Date of Original Version
Contemporary Accounting Research, Volume 25, Number 3 / Fall 2008, Pages: 859 - 890
Abstract or Table of Contents
This paper uses a principal-agent model to study the interaction between hedging and earnings management. Hedging makes earnings management more difficult and they appear to be strategic substitutes in this model, which is both consistent with existing empirical evidence and provides a new explanation for that evidence.
If hedging decision is contractible, hedging is efficient since it reduces both the risk premium and the equilibrium amount of earnings management. If hedging decision is not contractible, however, hedging does not always alleviate the agency problem. Surprisingly, sometimes a scenario of no hedging but allowing earnings management is efficient. The reason is that motivating hedging may require a more costly compensation scheme to mitigate the appeal of earnings management.

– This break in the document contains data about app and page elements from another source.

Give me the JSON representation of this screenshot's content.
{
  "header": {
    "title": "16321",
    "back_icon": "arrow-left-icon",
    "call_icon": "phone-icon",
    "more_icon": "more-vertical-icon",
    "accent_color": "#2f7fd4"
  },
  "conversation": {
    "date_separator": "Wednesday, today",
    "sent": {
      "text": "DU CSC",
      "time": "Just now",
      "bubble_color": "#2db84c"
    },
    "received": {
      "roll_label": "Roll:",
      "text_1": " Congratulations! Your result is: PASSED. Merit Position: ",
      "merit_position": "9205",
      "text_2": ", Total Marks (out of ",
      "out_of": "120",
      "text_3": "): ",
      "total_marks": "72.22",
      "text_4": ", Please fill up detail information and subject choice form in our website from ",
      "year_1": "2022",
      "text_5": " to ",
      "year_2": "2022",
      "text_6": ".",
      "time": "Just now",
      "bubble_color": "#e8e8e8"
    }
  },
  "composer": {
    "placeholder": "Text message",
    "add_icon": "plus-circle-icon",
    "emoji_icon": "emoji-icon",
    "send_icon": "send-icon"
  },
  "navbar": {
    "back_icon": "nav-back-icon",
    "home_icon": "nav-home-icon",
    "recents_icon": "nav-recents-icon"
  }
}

In addition, this paper shows that tolerating some earnings management is always efficient when there is no hedge option, since it is costly to eliminate earnings management. Sometimes it is inefficient to take any action against earnings management. However, with the encouraged hedge option, the cost to eliminate earnings management can be reduced significantly and zero tolerance of earnings management may be efficient.